FORMED MILLIONS OF YEARS AG0
The Granite Belt owes its name to a very literal belt of igneous granite rock formed about 250 million years ago that runs through the region. Once the site of active underground volcanos, thousands of years and the elements have left a remarkable ancient landscape of hardened molten magma granite outcrops that protrude from the hillside like massive globules or look like crazy marbles dropped from a high.
Stories tell us that the Kambu Wal Aboriginal tribe used the Granite Belt as their sacred summer hunting ground for thousands of years.
In 1827, Cunningham ventured through the pass that now bears his name and discovered our land. Pastoralists arrived in the 1840s, and in 1857 a staging post inn. Known as Quart Pot Creek, the area consisted of four large pastoral runs and prospecting huts until the 1868 Crown Land Act led to a small influx of settlers.
Stanthorpe is the only town on the Downs which owes its birth to minerals, and not agriculture. A mining rush in 1872 gave Stanthorpe its name: stannum is Latin for tin and thorp is English for village. It brought people from many countries, and for a time was the largest alluvial tin mining and mineral field in Queensland.

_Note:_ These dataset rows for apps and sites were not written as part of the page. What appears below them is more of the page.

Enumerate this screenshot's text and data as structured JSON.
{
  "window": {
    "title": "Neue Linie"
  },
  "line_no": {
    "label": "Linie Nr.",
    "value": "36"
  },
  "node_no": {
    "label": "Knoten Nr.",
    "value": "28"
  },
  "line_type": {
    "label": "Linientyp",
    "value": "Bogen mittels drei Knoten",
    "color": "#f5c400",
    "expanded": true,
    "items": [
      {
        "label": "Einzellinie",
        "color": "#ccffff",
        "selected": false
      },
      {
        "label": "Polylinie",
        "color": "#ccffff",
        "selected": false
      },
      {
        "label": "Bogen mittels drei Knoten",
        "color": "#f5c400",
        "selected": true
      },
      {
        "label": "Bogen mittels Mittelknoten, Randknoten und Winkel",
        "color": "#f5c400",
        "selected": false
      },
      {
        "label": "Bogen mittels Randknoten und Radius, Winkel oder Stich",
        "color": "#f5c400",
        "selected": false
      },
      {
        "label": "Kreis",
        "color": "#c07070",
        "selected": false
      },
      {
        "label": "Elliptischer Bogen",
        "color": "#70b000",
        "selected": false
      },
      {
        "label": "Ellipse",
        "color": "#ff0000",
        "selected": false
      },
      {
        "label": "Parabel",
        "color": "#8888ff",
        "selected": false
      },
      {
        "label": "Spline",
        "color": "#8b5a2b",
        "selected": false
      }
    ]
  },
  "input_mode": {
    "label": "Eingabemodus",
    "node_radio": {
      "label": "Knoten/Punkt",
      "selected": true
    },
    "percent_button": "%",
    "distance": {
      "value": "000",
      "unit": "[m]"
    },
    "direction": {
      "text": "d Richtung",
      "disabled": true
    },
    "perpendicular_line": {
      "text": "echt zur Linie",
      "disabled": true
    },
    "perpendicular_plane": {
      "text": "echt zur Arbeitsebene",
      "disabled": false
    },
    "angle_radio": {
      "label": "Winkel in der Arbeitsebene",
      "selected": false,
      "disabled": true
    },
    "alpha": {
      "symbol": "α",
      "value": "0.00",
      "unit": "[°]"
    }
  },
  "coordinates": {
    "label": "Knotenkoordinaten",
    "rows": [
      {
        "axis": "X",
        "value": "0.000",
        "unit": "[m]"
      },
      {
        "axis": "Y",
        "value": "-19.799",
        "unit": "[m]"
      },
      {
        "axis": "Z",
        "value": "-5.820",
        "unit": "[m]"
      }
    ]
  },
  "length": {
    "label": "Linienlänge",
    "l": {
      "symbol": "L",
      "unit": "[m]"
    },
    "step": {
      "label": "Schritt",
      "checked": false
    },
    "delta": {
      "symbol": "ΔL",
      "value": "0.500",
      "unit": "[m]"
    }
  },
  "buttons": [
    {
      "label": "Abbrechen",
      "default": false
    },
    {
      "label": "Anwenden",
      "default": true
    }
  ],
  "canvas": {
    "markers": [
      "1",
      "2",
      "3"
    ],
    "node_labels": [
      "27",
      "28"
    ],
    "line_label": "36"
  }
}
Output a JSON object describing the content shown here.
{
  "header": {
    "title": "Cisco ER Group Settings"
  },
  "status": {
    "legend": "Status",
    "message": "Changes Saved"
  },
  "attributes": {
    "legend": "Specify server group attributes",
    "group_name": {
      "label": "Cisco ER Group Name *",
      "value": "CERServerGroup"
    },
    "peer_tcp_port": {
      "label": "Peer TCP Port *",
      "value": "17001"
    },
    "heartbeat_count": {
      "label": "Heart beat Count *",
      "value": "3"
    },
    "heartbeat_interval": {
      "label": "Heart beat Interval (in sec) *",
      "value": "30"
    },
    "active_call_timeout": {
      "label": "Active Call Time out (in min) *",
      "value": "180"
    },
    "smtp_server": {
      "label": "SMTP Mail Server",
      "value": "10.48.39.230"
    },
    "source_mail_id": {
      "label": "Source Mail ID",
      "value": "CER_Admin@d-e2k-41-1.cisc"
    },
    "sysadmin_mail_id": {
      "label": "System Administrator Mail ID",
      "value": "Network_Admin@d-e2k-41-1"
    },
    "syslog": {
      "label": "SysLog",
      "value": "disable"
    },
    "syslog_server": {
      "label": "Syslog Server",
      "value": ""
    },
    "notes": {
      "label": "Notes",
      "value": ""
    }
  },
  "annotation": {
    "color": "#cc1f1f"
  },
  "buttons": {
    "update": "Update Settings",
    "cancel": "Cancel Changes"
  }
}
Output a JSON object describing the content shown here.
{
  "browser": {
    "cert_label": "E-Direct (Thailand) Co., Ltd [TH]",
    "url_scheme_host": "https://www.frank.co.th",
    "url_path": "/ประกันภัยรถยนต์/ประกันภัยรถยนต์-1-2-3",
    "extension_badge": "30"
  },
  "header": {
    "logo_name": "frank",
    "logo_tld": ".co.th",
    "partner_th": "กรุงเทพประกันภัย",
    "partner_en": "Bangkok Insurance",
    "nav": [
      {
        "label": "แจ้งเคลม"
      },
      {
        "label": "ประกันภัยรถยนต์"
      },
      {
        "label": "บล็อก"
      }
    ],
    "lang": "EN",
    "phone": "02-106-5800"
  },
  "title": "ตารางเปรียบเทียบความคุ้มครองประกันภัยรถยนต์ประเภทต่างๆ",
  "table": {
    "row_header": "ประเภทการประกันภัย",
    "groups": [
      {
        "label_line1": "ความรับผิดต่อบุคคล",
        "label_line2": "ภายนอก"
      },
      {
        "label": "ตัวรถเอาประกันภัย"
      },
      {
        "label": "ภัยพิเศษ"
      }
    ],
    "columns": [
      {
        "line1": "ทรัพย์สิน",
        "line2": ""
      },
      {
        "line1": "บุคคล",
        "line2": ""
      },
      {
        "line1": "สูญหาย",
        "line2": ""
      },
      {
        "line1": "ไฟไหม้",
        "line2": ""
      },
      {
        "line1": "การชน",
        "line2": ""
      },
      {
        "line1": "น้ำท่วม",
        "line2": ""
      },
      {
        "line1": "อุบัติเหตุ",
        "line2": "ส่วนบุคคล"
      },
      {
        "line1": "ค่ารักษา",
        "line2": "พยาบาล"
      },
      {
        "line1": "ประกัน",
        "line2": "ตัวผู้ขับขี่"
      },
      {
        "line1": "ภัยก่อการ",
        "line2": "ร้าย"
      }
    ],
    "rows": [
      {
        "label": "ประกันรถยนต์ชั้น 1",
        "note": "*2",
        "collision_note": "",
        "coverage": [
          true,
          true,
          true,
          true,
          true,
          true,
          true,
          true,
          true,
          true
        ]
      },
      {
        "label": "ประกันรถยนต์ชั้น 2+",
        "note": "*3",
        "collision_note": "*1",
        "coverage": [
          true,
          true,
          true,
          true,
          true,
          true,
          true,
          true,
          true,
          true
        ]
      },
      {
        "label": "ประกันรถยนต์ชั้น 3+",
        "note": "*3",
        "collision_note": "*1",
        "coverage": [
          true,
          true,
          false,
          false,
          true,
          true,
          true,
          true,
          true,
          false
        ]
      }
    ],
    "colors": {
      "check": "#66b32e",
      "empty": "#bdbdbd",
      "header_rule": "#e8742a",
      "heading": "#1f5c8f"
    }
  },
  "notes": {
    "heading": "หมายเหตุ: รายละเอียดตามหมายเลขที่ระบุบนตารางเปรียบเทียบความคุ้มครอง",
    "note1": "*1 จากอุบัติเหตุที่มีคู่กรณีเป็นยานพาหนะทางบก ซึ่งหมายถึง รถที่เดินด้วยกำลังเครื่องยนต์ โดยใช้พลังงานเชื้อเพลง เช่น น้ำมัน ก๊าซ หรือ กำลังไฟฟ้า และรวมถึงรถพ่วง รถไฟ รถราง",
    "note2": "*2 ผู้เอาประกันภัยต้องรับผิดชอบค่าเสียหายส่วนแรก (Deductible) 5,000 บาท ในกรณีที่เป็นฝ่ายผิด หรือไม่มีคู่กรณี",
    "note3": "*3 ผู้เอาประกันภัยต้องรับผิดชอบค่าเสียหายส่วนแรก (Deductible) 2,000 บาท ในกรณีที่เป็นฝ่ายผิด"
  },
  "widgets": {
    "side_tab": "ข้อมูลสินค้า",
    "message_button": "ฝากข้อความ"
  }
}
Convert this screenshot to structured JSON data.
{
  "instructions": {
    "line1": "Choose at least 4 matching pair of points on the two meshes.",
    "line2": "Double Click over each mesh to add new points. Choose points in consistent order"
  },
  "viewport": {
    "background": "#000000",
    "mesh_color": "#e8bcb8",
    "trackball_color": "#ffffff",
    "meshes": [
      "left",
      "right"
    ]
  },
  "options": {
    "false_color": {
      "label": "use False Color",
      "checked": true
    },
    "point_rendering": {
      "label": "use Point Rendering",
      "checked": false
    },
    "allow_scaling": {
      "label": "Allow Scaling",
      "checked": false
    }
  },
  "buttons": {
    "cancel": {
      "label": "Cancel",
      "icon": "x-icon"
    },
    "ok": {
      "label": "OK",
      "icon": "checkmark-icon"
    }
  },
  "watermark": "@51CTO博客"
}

The fruit and vegetable industry for which the Granite Belt is famous for today, was born through forced economic diversification after tin prices fell. Grapes were also planted with encouragement from the Italian Catholic priest Father Davadi to produce altar wine. With plenty of Italian settlers is became a familiar past time.
The railway reached Stanthorpe in 1881, bringing increased prosperity and population, including German settlers, until the terminus moved to Wallangarra in 1886. The Granite Belt was considered a place for recuperation, the cool dry climate valued as an aid to health especially for those suffering from Tuberculosis.
Following World War I, soldier settlements were established and villages named after the French battlefields sprang up – Pozieres, Messines, Fleurbaix, Amiens, and Passchendaele - the area considered ideal for soldiers suffering from mustard gas exposure.
Stanthorpe’s history and the character of the Granite Belt were determined by events in ancient times, when magma formed the huge and ancient batholiths of granite. This formation of the Granite Belt dictated what minerals would be present, what the soil characteristics would be, and the district's elevation was created.
The history of the Granite Belt can be experienced by following the Heritage Trail and visiting the Stanthorpe and District Historical Museum. Historical landmarks of interest include the Wallangarra Railway Station, the panoramic views of Soldiers’ Memorial that was built to mark the end of the Boer War, and the beauty of Red Bridge. The region also has some impressive historic buildings including El Arish (Place of Rest) built as a summer house for Major Chauvel, the Federation Post Office, to the Masel Residence – one of Queensland’s first examples of International Modern architecture.
HERITAGE & HISTORY TRAIL
For more on the region's history and heritage, view the Southern Downs & Granite Belt Heritage and Historic Building Trails booklet. This is a summarised version of the comprehensive book available from the Warwick Visitor Information Centre.